The Sectra Vessel Analysis tool
SVA is accessible within the Sectra Enterprise Imaging Solution and provides radiologists with an efficient way to semi-automatically measure and calculate the degree of carotid artery stenosis, including measurements of the vessel diameter and length. The tool is accessed by right-clicking on the diagnostic image window, allowing users to select the vessel they wish to analyze. SVA calculates a centerline through the vessel and shows a library of images orthogonal to the centerline, including cross-sectional views.
If the radiologist does not agree with the calculated vessel diameter, it can easily be adjusted through direct interaction. This is done by moving one marker to the area with the largest stenosis, and the other marker to the area with normal lumen below and above the stenosis. The tool will calculate the degree of stenosis and the analysis can be saved as a bookmark and/or screenshot. SVA is designed to find the centerline even when the contrast is very low.
Background and study design
The calculation of the degree of carotid artery stenosis is an important component in the diagnosis of stroke, especially for patients with significant stenosis (>50%). In Region Skåne, approx. 15 stroke patients are treated daily at both Lund and Malmö Hospitals.

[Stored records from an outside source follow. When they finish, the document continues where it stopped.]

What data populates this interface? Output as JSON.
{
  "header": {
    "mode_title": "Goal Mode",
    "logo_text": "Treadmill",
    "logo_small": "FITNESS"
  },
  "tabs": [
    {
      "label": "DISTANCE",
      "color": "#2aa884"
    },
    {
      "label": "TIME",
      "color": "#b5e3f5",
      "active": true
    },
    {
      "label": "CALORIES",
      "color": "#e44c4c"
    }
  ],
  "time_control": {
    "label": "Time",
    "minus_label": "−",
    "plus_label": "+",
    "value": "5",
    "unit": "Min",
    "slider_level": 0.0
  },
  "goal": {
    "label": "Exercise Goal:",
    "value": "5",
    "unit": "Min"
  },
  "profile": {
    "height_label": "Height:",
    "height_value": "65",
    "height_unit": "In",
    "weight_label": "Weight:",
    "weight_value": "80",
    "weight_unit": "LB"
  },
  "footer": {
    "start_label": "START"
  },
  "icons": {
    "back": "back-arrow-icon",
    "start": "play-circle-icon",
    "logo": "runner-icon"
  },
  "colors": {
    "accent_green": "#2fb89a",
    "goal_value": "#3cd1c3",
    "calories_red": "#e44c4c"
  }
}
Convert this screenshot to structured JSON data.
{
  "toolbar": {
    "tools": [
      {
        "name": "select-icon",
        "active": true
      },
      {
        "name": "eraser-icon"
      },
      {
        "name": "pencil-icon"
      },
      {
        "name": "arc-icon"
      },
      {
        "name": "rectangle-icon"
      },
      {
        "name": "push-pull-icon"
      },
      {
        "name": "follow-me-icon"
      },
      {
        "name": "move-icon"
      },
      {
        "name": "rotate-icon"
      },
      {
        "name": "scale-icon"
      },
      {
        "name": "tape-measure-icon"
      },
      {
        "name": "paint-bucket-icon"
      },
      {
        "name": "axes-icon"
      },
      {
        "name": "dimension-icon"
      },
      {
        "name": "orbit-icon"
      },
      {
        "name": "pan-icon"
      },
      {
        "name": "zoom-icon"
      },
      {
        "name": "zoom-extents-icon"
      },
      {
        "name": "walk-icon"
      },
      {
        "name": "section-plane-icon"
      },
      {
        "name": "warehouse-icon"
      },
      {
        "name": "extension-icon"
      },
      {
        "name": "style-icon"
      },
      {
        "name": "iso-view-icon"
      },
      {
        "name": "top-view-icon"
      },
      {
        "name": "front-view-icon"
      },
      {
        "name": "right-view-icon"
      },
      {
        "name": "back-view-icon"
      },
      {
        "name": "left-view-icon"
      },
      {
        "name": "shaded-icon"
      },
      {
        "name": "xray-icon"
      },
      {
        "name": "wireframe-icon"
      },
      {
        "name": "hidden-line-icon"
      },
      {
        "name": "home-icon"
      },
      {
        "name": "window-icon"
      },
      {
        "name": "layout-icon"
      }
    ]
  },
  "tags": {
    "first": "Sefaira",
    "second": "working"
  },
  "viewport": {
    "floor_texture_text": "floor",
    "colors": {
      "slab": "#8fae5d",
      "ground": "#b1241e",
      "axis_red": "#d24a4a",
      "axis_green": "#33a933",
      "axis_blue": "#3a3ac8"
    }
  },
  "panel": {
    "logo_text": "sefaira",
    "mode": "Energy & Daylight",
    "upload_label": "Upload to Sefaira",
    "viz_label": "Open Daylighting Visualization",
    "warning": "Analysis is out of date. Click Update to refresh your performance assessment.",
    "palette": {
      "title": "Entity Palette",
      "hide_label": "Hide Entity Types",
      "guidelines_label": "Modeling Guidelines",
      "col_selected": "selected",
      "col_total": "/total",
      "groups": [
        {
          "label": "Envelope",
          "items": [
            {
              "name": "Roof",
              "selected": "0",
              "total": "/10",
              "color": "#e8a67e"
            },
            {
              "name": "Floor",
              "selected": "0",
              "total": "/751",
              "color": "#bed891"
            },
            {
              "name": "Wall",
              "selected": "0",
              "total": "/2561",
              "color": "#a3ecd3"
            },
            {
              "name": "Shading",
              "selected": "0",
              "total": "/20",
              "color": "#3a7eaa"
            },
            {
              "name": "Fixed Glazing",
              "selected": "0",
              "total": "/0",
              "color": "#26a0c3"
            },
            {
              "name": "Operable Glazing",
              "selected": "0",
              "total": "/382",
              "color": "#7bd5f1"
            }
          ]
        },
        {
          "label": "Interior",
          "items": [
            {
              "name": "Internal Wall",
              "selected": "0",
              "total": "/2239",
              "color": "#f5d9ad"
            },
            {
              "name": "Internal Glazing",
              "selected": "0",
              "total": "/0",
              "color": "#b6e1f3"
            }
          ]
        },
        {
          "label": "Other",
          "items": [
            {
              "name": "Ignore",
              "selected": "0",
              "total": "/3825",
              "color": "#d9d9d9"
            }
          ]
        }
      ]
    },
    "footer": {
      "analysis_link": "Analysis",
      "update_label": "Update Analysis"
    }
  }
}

Typically, several of these patients have significant stenosis, which requires a calculation of stenosis.
The measurement of stenosis in these critical patients is crucial to determine the best possible treatment option. Because of its increase in efficiency and enhanced accuracy, Region Skåne has decided that the standard of care will utilize SVA on all cases of carotid artery stenosis. To determine the true savings of SVA, Sectra performed a site analysis in 2019 to evaluate its impact on the radiology workflow.
Three different patient cases with similar symptoms were selected for review, all of which had carotid artery stenosis. Their symptoms included dizziness, numbness in hands and confusion.
Three radiologists, with varying levels of experience using the SVA tool, participated in the review. They were asked to measure the degree of stenosis on all three patient cases— first manually and then using SVA. Each measurement and calculation was recorded, and the time difference was calculated. The radiologists were also asked their opinion of the SVA tool and the impact it had on their workflow.
The analysis resulted in the conclusion that radiologists perform faster calculations using SVA compared to manual measurement.
The time savings varied from 20 seconds (corresponding to a 37% efficiency increase) to 132 seconds (corresponding to an 80% efficiency increase). The average time savings was 68 seconds, equivalent to a 53% increase in efficiency.
The Sectra Vessel Analysis tool saves valuable time for radiologists, but the time savings vary depending upon the type of case and experience level of the radiologist—both in terms of number of years in practice and time using SVA.
Manual measurements often require radiologists to use a traditional calculator to estimate the degree of stenosis. For difficult cases where the vessel is curved, the manual method of measuring the diameter is not perceived as accurate. Additionally, the SVA tool minimizes the time-consuming task of scrolling through image stacks.
The main benefits of SVA include ease of use, speed, and increased accuracy in the measurement of diameter when the carotid artery is curved. Moreover, the presentation of the vessel, both axial and cross-sectional, was perceived to provide a clear overview and increased radiologist confidence in measurement accuracy and overall assessment.